Ming Liu, William, & Tai Chang (2007). Asian American masculinities. In Leong, F. T. L. (Ed.). Handbook of Asian American psychology(2nd ed.). Thousand Oaks, Calif.: Sage Publications.

Nguyen, V. T. (2000). The Remasculinization of Chinese America: Race, Violence, and the Novel. American Literary History, 12(1), 130–157.

Nguyen, V. T. (2002). Race & resistance: literature & politics in Asian America. Oxford[England]: OxfordUniversity Press. [Includes ch. : The remasculinization of Chinese America: race, violence, and the novel]

Parikh, C. (2002). “The Most Outrageous Masquerade”: Queering Asian–American Masculinity. MFS Modern Fiction Studies, 48(4), 858–898.

Sesnic, J. (2005). Asian and African American Literary Contacts: Shaping a Model of (Ethnic) Masculinity. In Savin, A. (Ed.). Journey into otherness: essays in North American history, culture and literature. European contributions to American studies, 61. Amsterdam: VU University, 205–214.

Shek, Yen Ling. (2006). Asian American Masculinity: A Review of the Literature. Journal of Men’s Studies, Vol. 14 Issue 3: 379-391.

Shen, Y. (1996). Healing the phallic wound: the construction of manhood and identity in literary works by male Chinese American writers. Thesis (Ph. D.)—RutgersUniversity.

Shoemaker, N. (1999). An Alliance between Men: Gender Metaphors in Eighteenth–Century American Indian Diplomacy East of the Mississippi. Ethnohistory, 46(2), 239–263.

Truong, N. (2006). Constructing masculinities and experiencing loss: what the writings of two Chinese Americans tell. Men and masculinities, 8(3), 321–330.

Virasin, P. (2004). Between Bruce Lee and the houseboy: The creation of Chinese American masculinities through literature. Unpublished M.A., The University of Texas at Arlington, United States— Texas.

Wahng, Selena (2004). The “illogics”of masculine deterritorialization: Asian and Asian–American racial performativities, regendered embodiments, and collective assemblages of enunciation. Ph.D., New YorkUniversity.

Wang, Athena. (2000). Asian and white boys’ competing discourses about masculinity: Implications for secondary education.

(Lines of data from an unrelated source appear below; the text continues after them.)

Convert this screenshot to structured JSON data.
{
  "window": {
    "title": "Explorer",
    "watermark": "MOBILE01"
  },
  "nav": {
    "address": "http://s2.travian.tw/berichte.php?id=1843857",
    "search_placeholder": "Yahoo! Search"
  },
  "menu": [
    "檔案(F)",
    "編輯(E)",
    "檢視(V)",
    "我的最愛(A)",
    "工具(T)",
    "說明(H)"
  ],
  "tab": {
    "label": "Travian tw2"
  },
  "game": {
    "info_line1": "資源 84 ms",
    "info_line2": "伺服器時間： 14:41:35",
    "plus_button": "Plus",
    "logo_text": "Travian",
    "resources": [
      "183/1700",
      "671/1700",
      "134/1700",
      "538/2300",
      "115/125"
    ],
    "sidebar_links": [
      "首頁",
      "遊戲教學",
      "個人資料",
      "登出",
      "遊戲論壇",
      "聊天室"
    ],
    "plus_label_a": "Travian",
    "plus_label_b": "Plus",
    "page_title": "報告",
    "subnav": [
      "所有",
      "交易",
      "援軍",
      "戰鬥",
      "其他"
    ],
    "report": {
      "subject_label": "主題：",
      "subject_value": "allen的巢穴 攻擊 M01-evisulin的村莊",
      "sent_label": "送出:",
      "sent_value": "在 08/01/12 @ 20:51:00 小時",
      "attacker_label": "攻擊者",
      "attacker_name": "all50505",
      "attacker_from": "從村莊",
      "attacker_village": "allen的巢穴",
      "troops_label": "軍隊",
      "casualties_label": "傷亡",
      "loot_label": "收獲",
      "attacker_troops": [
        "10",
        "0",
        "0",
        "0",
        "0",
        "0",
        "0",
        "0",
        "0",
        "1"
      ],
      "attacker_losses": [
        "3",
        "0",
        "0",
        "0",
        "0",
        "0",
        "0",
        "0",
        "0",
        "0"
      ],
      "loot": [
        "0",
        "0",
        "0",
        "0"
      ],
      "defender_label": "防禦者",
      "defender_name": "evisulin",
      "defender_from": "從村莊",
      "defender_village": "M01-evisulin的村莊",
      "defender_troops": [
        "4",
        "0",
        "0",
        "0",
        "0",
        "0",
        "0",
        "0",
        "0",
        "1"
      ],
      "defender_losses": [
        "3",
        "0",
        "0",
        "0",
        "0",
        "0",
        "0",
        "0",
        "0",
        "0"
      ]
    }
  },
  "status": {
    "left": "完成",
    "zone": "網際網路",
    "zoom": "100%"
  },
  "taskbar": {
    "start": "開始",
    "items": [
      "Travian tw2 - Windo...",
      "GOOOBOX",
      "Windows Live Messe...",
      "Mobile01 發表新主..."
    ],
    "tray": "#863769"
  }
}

Canadian Journal of Education, 25(2), pp. 113-25. (got abstract)

Yen, Ling Shek (2006). Asian American Masculinity: A Review of the Literature. The Journal of Men’s Studies,14(3), 379–391.